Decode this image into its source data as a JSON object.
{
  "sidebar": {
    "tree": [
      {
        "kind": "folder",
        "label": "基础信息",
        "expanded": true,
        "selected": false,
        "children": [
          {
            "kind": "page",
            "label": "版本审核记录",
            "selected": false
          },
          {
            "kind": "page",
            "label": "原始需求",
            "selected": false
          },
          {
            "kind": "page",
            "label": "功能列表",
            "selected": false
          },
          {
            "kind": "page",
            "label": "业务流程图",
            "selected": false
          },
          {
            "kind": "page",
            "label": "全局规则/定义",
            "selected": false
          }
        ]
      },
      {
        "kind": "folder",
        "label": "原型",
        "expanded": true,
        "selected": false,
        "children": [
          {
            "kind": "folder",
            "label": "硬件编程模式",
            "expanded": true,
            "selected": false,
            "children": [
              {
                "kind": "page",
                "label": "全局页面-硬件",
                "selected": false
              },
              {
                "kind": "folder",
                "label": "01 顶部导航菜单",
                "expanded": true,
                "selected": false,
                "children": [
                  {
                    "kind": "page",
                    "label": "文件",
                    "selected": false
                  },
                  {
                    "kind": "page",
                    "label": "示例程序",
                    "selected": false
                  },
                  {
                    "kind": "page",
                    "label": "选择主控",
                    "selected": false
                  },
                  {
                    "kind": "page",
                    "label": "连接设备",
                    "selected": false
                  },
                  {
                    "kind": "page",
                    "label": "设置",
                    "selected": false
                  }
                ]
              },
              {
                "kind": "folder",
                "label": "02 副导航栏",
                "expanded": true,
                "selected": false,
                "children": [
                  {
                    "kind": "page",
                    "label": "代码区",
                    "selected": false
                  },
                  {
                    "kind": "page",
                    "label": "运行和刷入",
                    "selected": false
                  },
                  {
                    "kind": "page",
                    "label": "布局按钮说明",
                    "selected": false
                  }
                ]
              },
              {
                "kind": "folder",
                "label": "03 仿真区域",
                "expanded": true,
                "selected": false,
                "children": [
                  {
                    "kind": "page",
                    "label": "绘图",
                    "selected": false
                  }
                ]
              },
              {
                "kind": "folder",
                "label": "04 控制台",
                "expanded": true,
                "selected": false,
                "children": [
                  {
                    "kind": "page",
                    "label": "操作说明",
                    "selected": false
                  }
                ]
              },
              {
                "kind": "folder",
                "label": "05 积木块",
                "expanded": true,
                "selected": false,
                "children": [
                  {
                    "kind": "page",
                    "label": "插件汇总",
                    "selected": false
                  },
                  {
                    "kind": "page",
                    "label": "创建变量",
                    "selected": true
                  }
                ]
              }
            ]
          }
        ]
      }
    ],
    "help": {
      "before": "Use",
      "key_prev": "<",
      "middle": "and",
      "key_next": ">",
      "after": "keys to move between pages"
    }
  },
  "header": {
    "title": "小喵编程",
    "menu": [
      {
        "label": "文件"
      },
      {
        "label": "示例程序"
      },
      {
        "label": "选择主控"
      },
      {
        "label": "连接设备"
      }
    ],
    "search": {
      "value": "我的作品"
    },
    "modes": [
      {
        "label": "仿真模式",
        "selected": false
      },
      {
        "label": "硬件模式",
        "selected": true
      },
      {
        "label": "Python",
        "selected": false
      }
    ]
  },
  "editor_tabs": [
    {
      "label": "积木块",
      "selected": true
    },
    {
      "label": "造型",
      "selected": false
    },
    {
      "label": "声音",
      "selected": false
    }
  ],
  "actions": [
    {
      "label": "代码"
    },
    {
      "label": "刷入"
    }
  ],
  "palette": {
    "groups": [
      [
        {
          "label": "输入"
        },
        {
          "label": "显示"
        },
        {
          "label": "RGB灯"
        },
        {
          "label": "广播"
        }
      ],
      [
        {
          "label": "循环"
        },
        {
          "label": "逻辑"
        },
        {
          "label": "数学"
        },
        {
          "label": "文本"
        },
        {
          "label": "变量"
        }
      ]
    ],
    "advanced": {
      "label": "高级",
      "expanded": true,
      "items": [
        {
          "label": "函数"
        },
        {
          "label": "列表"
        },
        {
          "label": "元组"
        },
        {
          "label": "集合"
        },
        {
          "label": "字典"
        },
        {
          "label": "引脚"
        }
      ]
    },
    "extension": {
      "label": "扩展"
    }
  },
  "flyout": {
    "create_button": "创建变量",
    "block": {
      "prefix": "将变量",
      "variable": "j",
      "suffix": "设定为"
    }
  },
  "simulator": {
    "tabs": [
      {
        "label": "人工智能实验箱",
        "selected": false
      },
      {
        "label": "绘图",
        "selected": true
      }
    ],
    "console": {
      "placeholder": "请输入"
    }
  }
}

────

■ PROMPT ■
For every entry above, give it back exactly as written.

■ TASK RESPONSE ■
Decode this image into its source data as a JSON object.
{
  "sidebar": {
    "tree": [
      {
        "kind": "folder",
        "label": "基础信息",
        "expanded": true,
        "selected": false,
        "children": [
          {
            "kind": "page",
            "label": "版本审核记录",
            "selected": false
          },
          {
            "kind": "page",
            "label": "原始需求",
            "selected": false
          },
          {
            "kind": "page",
            "label": "功能列表",
            "selected": false
          },
          {
            "kind": "page",
            "label": "业务流程图",
            "selected": false
          },
          {
            "kind": "page",
            "label": "全局规则/定义",
            "selected": false
          }
        ]
      },
      {
        "kind": "folder",
        "label": "原型",
        "expanded": true,
        "selected": false,
        "children": [
          {
            "kind": "folder",
            "label": "硬件编程模式",
            "expanded": true,
            "selected": false,
            "children": [
              {
                "kind": "page",
                "label": "全局页面-硬件",
                "selected": false
              },
              {
                "kind": "folder",
                "label": "01 顶部导航菜单",
                "expanded": true,
                "selected": false,
                "children": [
                  {
                    "kind": "page",
                    "label": "文件",
                    "selected": false
                  },
                  {
                    "kind": "page",
                    "label": "示例程序",
                    "selected": false
                  },
                  {
                    "kind": "page",
                    "label": "选择主控",
                    "selected": false
                  },
                  {
                    "kind": "page",
                    "label": "连接设备",
                    "selected": false
                  },
                  {
                    "kind": "page",
                    "label": "设置",
                    "selected": false
                  }
                ]
              },
              {
                "kind": "folder",
                "label": "02 副导航栏",
                "expanded": true,
                "selected": false,
                "children": [
                  {
                    "kind": "page",
                    "label": "代码区",
                    "selected": false
                  },
                  {
                    "kind": "page",
                    "label": "运行和刷入",
                    "selected": false
                  },
                  {
                    "kind": "page",
                    "label": "布局按钮说明",
                    "selected": false
                  }
                ]
              },
              {
                "kind": "folder",
                "label": "03 仿真区域",
                "expanded": true,
                "selected": false,
                "children": [
                  {
                    "kind": "page",
                    "label": "绘图",
                    "selected": false
                  }
                ]
              },
              {
                "kind": "folder",
                "label": "04 控制台",
                "expanded": true,
                "selected": false,
                "children": [
                  {
                    "kind": "page",
                    "label": "操作说明",
                    "selected": false
                  }
                ]
              },
              {
                "kind": "folder",
                "label": "05 积木块",
                "expanded": true,
                "selected": false,
                "children": [
                  {
                    "kind": "page",
                    "label": "插件汇总",
                    "selected": false
                  },
                  {
                    "kind": "page",
                    "label": "创建变量",
                    "selected": true
                  }
                ]
              }
            ]
          }
        ]
      }
    ],
    "help": {
      "before": "Use",
      "key_prev": "<",
      "middle": "and",
      "key_next": ">",
      "after": "keys to move between pages"
    }
  },
  "header": {
    "title": "小喵编程",
    "menu": [
      {
        "label": "文件"
      },
      {
        "label": "示例程序"
      },
      {
        "label": "选择主控"
      },
      {
        "label": "连接设备"
      }
    ],
    "search": {
      "value": "我的作品"
    },
    "modes": [
      {
        "label": "仿真模式",
        "selected": false
      },
      {
        "label": "硬件模式",
        "selected": true
      },
      {
        "label": "Python",
        "selected": false
      }
    ]
  },
  "editor_tabs": [
    {
      "label": "积木块",
      "selected": true
    },
    {
      "label": "造型",
      "selected": false
    },
    {
      "label": "声音",
      "selected": false
    }
  ],
  "actions": [
    {
      "label": "代码"
    },
    {
      "label": "刷入"
    }
  ],
  "palette": {
    "groups": [
      [
        {
          "label": "输入"
        },
        {
          "label": "显示"
        },
        {
          "label": "RGB灯"
        },
        {
          "label": "广播"
        }
      ],
      [
        {
          "label": "循环"
        },
        {
          "label": "逻辑"
        },
        {
          "label": "数学"
        },
        {
          "label": "文本"
        },
        {
          "label": "变量"
        }
      ]
    ],
    "advanced": {
      "label": "高级",
      "expanded": true,
      "items": [
        {
          "label": "函数"
        },
        {
          "label": "列表"
        },
        {
          "label": "元组"
        },
        {
          "label": "集合"
        },
        {
          "label": "字典"
        },
        {
          "label": "引脚"
        }
      ]
    },
    "extension": {
      "label": "扩展"
    }
  },
  "flyout": {
    "create_button": "创建变量",
    "block": {
      "prefix": "将变量",
      "variable": "j",
      "suffix": "设定为"
    }
  },
  "simulator": {
    "tabs": [
      {
        "label": "人工智能实验箱",
        "selected": false
      },
      {
        "label": "绘图",
        "selected": true
      }
    ],
    "console": {
      "placeholder": "请输入"
    }
  }
}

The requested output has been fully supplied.